Smart e-Money provided aid agencies including the United Nations, the World Food Programme, and the United States Agency for International Development with an electronic means to securely transfer wages from cash for work programmes to survivors who had lost everything in the typhoon. Participants were provided with a mobile phone kit and an ATM card so they could carry out fast financial transactions without having to rely on cash.
Bangko Sentral ng Pilipinas approved the request of Smart e-Money to relax the identification requirements from the usual eleven to three fields. This enabled survivors who had never used banking services before to transfer money even if they didn't have formal ID and documentation.
This successful public-private partnership helped survivors rebuild their lives following the disaster, giving many access to the formal financial system for the first time.
A fast, coordinated response
In the wake of Typhoon Haiyan Smart e-Money engineers were swiftly deployed to re-establish mobile phone coverage in key areas. Mobile deployment teams were formed to facilitate free calls and SMS to typhoon survivors, as well as set up ATMs and deliver financial literacy training. A dedicated Program Manager and mobile implementation team was assigned to ensure the efficient coordination of tasks, immediate response and clear decisions.
The Mobile Cash Transfer Program was widely recognised as one of the fastest disaster responses using mobile technology. When UN Secretary General Ban Ki-Moon visited Tacloban in 2013 he stated that the initiative should be replicated worldwide.

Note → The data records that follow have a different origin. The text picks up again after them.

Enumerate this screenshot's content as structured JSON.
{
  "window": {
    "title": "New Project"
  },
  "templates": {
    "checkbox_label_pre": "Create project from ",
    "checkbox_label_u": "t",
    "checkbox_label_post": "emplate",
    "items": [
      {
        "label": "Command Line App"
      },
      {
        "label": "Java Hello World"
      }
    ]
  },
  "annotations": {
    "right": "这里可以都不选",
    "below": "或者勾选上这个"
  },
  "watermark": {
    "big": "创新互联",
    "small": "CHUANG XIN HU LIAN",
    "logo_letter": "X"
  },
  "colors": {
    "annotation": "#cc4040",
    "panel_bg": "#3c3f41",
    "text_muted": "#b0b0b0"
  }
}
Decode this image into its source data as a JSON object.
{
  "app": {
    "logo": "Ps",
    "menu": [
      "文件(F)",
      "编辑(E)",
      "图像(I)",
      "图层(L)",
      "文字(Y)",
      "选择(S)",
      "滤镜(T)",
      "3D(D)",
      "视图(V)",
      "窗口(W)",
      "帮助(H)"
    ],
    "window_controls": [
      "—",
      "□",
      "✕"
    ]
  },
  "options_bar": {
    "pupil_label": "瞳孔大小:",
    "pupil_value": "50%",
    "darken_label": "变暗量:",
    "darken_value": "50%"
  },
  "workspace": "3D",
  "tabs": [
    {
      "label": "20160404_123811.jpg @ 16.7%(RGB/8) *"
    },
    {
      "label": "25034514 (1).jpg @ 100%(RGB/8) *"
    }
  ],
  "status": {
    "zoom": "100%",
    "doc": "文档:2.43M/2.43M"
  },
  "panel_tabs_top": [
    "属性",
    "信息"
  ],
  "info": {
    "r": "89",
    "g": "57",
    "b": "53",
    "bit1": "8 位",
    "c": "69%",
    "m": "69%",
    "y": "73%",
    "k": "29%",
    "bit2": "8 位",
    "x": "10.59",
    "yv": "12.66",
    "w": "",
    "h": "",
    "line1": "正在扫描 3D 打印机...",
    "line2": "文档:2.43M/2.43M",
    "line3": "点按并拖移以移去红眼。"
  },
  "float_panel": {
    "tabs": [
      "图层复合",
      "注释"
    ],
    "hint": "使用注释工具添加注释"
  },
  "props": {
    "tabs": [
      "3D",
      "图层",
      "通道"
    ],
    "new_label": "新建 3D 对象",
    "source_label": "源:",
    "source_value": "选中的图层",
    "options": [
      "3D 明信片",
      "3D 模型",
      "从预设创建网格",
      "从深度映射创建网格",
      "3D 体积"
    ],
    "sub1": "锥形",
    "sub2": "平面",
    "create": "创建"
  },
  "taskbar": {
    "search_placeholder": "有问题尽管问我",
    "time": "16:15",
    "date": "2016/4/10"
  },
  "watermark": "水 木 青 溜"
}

Financially sustainable support for survivors
Typhoon survivors who were part of the UNDP cash-for-work initiative were also given cash cards and mobile phones. They were paid for their work via electronic cash transfer to their LANDBANK account, which was linked to a mobile phone. This allowed them to access mobile bill payments, prepaid services, and peer-to-peer money transfers. Participants could also withdraw cash from mobile ATMs.
Aid partners were charged a minimal fee for account opening and payment processing. This covered the distribution of cards, financial education for participants, and deployment of mobile teams and mobile ATMs in different areas which had been badly affected by the typhoon.
The Mobile Cash Transfer Program provided financial assistance to over 450,000 households, enabling typhoon survivors to begin rebuilding their lives and their communities.
What Smart e-Money's CEO said:
“With the increasing adoption of smartphones and data usage, the Philippines is making a breakthrough in digital services, including the area of financial inclusion. Instead of just looking at the gaps in the financial inclusion index, we see all these as a huge opportunity for us to create more relevant digital financial services.
This public-private partnership underscores the efforts to help the survivors rebuild their lives following Yolanda. More than just getting their wages for their hard work from UNDP, this also allows them to have their own savings account with LANDBANK, giving them access to the formal financial system.” - Orlando B. Vea, President, Smart e-Money
- Smart e-Money's Mobile Cash Transfer Program promoted aid transparency and accountability in the aftermath of the typhoon as cash transfers are easily monitored.
- The programme made the donations process more efficient and more secure as payments could be made electronically rather than relying on physical money.